On today’s feast of the Annunciation we celebrate the beginning of our redemption, and we ponder the great mystery of God becoming man. Our prayer, as said in the Mass, is that we may come to share the divinity of Christ, who humbled himself to share in our humanity. As Pope Saint Leo the Great says in one of the readings of today’s liturgy: the invisible God becomes visible for us; the God who is beyond our grasp chose to come within our grasp. Existing before time, be began to exist at a moment in time, and took the nature of a servant.

This feast reminds us of the love and mercy of God, who came amongst us to lead mankind back to Him, and so that we would know the way that leads to our Father’s home. Even in this time when we are deprived of some of the things that sustain us on our earthly pilgrimage, may we still know the closeness of God to us. God is not limited even to the things that He has established for our sanctification. May we therefore turn to Him with faith and trust, and look forward to when this present trial is over. After this Lent of suffering and trial, may we look forward to the promise of the resurrection. Even in the midst of sickness and death, we know that Christ lives and is King, and His Kingdom will last forever.

Father Adrian Sharp

Urgent changes to schedule

Dear friends,

On Monday morning 23 March there will be a 7:00am OF and 9:30am EF Mass with extra Prayers in Times of Epidemic and Plague from the Roman Ritual. This may be the last opportunity to assist at Mass for some time. We are awaiting further directions from the Archbishop following the Government announcement last night that places of worship must close from midday today. We will update you on the situation as soon as we can.

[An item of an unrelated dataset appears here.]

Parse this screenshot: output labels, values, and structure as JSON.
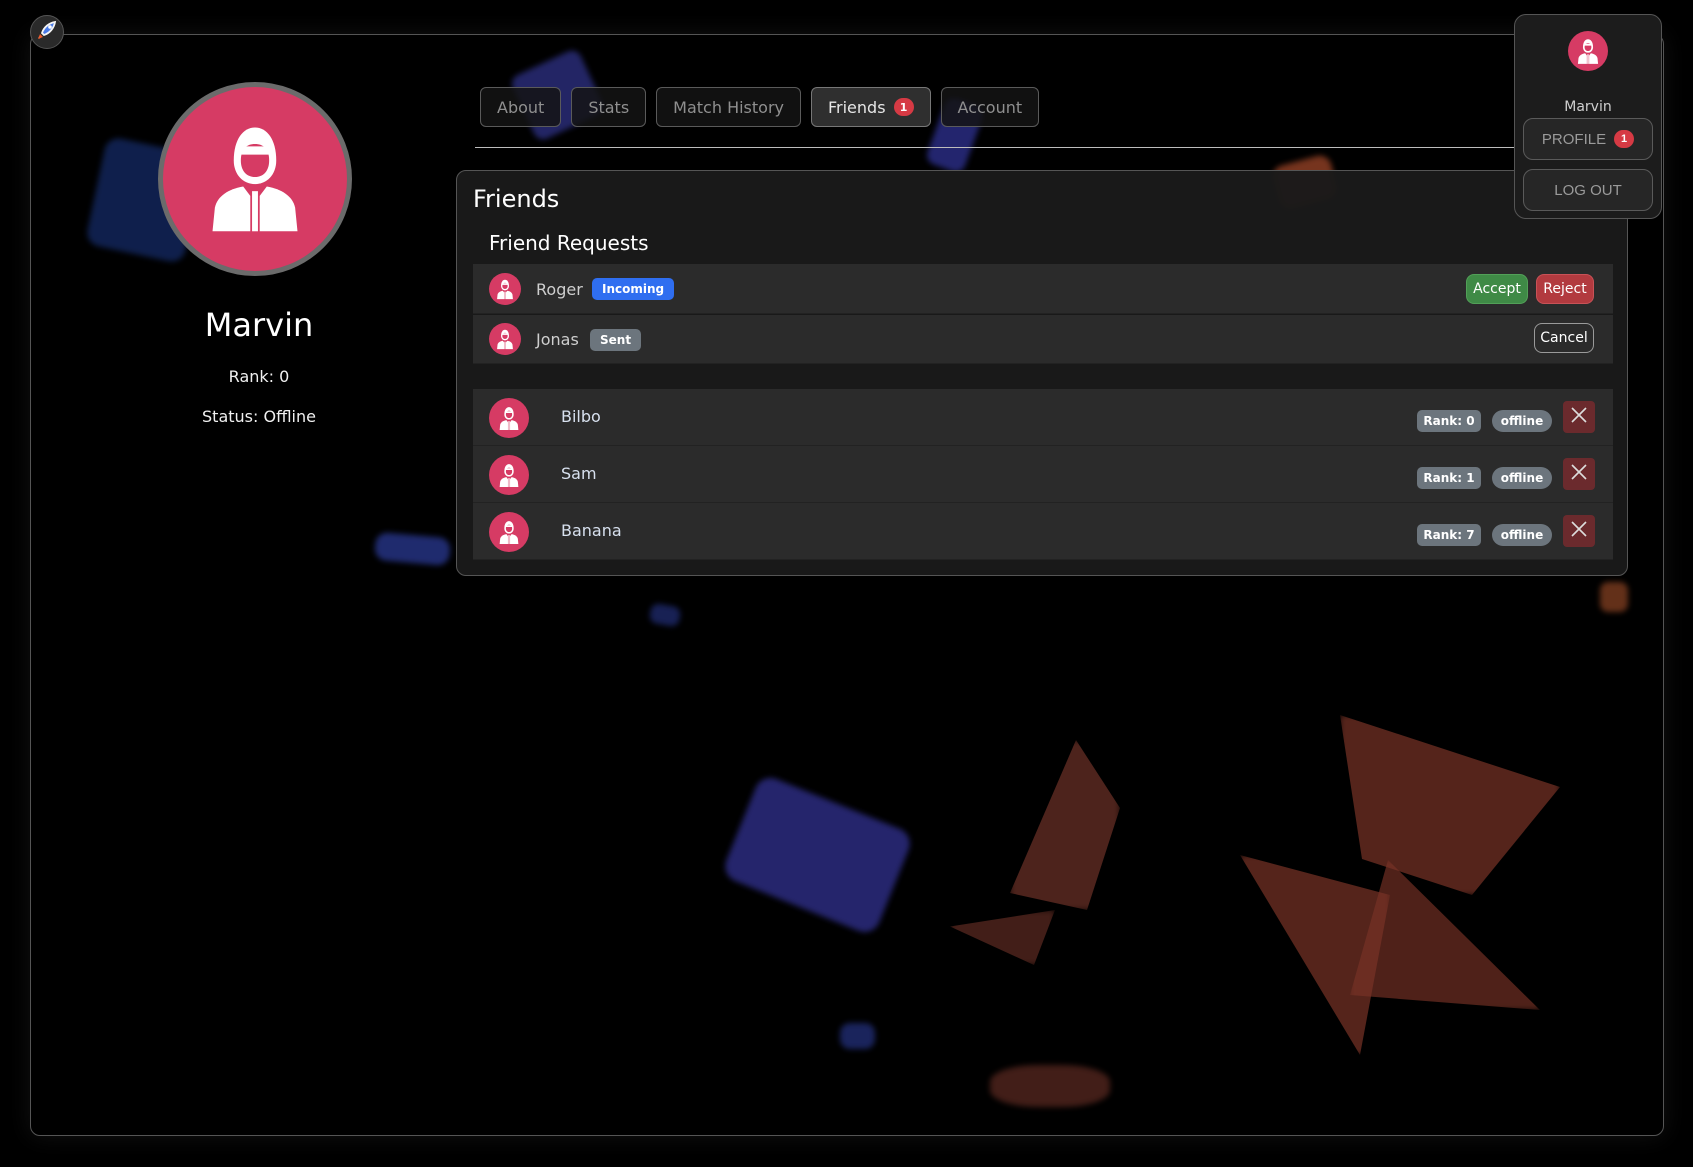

United in Prayer,

Fr Adrian Sharp

Sanctifying the Lord’s Day

While in the Archdiocese of Brisbane we have been dispensed from assisting at Mass on Sunday, we are still obligated to keep the Lord’s Day Holy, of which Mass is usually one component. We are reminded that on Sunday’s “If because of lack of a sacred minister or for other grave cause participation in the celebration of the Eucharist is impossible, it is specially recommended that the faithful… engage in prayer for an appropriate amount of time personally or in a family…” (CCC, 2183). Mass is greater than any private devotion, but while we cannot assist at Sunday Mass, we can still contribute to sanctifying the Lord’s day especially through prayer.

It is especially important we develop habits of prayer and set aside some time every day for prayer, but specially Sunday’s. If we do not set aside specific time for prayer it becomes easy to forget to pray.

Here are some suggestions of ways we can pray:

  • Praying some hours from the Divine Office. The Divine Office is the official public worship of the Church and is intimately connected to the Mass. Unlike other private prayer, even said as a group, by praying the Divine Office we participate in the prayer of whole Church united together. The texts for the Old Rite Divine Office can be found here and the New Rite here. Priests and religious are obligated to the pray the Divine Office daily.
  • We might make time for some other prayers especially the Rosary, Acts of Faith, Hope, and Love and other prayers in our missals or prayer books such as Acts of Contrition and Spiritual Communion. We can also spend some time in Mental Prayer or conversation with God.
  • Praying and/or meditating on the propers (introit, collect, readings) and common of the Sacrifice of the Mass for Sunday, offering our own prayer as a sacrifice and making a spiritual communion. There are some guidelines and printouts available here on how to pray the Mass. And here are links to websites with the New Mass Texts and Traditional Mass Texts which we can read and pray with.
  • Book a Holy Hour at St Elizabeth’s Chapel by emailing
  • The Holy Father has asked us to pray and “Implore the Almighty God for the end of the epidemic, relief for those who are afflicted, and eternal salvation for those whom the Lord has called to Himself.” The Pope has granted a plenary indulgence for this purpose. You can read more about that here.